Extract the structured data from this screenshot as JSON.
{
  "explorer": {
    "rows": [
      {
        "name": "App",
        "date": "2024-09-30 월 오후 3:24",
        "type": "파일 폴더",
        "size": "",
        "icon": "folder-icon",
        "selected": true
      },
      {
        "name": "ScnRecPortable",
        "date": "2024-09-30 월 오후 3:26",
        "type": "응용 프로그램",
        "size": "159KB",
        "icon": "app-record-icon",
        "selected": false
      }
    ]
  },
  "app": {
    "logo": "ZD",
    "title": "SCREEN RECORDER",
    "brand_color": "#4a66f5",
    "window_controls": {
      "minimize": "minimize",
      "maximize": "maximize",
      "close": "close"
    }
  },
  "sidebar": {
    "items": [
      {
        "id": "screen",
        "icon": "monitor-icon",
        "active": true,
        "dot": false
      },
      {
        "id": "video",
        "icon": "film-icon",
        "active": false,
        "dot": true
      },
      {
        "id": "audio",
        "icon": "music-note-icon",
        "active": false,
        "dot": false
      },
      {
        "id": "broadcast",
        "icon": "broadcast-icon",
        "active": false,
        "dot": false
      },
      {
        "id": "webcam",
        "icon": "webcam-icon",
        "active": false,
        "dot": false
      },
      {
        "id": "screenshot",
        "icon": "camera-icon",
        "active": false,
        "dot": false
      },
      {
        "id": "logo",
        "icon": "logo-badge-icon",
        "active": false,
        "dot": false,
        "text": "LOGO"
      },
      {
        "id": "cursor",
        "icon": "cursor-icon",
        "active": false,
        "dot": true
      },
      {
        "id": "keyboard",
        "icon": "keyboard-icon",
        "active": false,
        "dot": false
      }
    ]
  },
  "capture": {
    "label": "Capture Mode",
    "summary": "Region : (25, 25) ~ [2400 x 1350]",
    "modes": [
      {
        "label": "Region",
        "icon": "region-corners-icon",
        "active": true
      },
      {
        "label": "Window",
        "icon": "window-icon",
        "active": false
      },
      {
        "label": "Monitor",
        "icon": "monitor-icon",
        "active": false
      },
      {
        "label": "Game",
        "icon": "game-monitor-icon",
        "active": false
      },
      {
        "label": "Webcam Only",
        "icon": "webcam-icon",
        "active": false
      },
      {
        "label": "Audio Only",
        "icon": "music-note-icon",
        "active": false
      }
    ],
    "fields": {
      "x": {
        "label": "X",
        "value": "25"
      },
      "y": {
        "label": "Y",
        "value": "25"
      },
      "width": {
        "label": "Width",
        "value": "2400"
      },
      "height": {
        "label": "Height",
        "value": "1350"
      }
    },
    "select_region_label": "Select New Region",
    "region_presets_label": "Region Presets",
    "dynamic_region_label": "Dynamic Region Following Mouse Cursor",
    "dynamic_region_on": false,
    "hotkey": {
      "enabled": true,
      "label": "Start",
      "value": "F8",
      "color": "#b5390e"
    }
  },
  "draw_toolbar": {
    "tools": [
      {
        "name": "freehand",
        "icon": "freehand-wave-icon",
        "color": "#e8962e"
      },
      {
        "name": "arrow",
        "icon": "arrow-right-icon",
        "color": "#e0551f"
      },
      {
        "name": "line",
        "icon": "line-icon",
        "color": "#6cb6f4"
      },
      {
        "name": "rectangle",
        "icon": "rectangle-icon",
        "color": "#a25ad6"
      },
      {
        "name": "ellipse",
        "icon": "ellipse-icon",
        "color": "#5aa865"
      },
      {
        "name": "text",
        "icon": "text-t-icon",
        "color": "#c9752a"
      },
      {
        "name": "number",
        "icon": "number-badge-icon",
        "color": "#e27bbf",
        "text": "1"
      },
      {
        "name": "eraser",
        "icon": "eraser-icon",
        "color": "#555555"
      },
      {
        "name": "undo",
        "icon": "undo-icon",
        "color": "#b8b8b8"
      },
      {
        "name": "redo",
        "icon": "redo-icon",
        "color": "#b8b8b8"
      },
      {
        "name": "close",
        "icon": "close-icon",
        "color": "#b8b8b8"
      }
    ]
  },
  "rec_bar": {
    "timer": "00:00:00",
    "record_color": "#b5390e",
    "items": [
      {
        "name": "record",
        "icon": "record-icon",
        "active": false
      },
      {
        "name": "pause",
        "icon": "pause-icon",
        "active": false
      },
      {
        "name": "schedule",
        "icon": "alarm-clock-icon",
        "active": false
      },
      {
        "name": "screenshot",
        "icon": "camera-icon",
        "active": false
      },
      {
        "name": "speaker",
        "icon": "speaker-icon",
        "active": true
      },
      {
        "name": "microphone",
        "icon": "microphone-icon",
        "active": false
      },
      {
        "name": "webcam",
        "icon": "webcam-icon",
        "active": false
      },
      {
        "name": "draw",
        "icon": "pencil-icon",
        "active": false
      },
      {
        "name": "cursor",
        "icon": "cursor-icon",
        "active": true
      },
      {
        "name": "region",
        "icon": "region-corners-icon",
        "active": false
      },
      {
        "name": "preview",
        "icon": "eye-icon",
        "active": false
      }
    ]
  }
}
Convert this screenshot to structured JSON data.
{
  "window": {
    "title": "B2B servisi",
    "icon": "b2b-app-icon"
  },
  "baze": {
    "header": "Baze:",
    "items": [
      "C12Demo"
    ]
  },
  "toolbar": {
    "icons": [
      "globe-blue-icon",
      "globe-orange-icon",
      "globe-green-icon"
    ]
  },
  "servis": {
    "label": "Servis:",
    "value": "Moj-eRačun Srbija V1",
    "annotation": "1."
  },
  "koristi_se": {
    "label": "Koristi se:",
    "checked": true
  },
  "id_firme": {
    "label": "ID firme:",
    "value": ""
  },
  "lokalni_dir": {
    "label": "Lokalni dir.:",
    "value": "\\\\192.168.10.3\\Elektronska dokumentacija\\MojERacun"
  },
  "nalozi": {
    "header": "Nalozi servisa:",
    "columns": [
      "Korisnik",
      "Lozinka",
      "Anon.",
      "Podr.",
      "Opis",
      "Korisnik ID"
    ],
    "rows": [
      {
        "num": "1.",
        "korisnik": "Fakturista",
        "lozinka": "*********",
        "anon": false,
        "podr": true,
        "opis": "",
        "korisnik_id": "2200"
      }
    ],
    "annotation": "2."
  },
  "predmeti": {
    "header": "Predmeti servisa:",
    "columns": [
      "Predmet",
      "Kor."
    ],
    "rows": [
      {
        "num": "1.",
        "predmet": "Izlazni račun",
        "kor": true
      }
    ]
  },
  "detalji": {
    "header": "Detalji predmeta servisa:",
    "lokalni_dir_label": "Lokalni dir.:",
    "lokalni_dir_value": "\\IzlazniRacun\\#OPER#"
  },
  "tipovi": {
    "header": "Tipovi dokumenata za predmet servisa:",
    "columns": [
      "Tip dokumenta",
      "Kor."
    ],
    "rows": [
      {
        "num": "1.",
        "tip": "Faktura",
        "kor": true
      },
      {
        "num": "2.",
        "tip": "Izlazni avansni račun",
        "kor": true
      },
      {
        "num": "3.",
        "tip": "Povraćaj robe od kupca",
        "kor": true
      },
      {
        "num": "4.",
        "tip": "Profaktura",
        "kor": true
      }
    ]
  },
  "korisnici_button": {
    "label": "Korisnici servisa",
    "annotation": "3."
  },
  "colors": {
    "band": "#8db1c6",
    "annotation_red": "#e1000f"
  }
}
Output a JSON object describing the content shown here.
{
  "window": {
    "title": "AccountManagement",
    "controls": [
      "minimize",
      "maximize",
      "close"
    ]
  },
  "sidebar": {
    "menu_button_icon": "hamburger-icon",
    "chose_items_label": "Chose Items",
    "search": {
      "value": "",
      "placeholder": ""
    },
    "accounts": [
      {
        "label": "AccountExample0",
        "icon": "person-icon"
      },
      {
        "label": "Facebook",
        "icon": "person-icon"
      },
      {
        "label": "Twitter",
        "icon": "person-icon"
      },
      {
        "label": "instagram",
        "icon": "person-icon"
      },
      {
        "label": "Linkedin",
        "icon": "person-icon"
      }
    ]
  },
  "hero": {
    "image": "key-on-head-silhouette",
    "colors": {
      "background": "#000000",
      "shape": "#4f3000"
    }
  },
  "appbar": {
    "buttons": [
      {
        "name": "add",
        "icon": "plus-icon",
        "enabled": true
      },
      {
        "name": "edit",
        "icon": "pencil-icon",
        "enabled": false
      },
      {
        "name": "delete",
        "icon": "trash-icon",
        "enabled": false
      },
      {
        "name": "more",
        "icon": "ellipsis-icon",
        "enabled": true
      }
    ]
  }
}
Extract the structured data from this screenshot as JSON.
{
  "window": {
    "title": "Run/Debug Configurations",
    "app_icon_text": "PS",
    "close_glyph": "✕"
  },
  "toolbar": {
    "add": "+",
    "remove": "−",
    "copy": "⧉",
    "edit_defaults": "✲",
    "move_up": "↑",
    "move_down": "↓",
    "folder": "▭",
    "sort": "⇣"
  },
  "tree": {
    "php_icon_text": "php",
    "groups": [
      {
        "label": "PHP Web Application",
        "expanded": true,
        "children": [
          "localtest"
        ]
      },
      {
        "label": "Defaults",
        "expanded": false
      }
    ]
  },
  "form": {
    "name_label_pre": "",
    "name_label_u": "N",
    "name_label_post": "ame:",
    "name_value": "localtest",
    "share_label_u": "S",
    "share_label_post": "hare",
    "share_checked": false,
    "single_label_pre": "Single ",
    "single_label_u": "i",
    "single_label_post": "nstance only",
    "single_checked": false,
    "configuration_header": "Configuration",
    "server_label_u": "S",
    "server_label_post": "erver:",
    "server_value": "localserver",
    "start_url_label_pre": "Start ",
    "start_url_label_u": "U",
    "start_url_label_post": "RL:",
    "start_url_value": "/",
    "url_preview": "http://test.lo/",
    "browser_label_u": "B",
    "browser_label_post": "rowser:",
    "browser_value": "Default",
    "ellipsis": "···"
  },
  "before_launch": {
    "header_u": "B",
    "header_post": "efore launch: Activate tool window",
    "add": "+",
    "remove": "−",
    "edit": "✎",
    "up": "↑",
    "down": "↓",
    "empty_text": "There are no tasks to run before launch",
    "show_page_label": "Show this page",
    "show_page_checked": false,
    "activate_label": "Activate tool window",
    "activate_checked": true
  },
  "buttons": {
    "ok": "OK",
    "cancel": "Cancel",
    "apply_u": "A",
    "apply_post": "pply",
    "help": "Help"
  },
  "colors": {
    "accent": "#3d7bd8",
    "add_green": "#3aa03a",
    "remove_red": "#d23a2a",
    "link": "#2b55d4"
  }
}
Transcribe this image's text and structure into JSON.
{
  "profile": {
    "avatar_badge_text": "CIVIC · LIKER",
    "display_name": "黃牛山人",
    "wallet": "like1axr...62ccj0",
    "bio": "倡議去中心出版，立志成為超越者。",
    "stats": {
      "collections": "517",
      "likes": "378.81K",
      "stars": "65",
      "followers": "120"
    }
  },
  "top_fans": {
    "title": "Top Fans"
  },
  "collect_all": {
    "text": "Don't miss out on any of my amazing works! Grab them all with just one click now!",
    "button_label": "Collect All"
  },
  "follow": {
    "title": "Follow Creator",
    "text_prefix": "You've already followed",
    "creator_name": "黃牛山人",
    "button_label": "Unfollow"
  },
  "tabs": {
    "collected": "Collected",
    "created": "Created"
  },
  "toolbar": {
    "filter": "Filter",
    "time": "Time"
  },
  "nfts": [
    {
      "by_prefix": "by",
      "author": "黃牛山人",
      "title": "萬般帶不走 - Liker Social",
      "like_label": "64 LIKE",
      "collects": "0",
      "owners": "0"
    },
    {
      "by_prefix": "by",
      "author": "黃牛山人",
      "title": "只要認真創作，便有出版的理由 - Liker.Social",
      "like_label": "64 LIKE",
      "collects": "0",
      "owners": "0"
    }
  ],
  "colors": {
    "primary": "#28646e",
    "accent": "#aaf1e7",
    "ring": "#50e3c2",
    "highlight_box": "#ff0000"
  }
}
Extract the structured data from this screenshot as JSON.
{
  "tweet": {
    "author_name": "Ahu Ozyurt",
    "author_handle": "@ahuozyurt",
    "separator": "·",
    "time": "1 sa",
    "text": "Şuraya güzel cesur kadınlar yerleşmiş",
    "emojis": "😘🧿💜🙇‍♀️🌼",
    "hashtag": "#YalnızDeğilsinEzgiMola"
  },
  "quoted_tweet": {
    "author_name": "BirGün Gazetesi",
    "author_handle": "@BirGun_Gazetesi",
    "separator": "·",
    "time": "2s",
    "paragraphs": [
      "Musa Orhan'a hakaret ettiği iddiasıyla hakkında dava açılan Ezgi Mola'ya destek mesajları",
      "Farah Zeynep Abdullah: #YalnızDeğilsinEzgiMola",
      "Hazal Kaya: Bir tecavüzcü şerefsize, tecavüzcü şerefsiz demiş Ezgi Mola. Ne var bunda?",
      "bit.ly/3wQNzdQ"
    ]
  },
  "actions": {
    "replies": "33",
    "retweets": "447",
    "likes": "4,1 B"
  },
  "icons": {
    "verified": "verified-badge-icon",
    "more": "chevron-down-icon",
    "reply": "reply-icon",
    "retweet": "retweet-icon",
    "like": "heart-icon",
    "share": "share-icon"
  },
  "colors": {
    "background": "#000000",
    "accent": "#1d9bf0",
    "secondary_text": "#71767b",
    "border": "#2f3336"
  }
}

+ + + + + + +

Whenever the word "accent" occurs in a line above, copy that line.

    "accent": "#3d7bd8",
    "accent": "#aaf1e7",
    "accent": "#1d9bf0",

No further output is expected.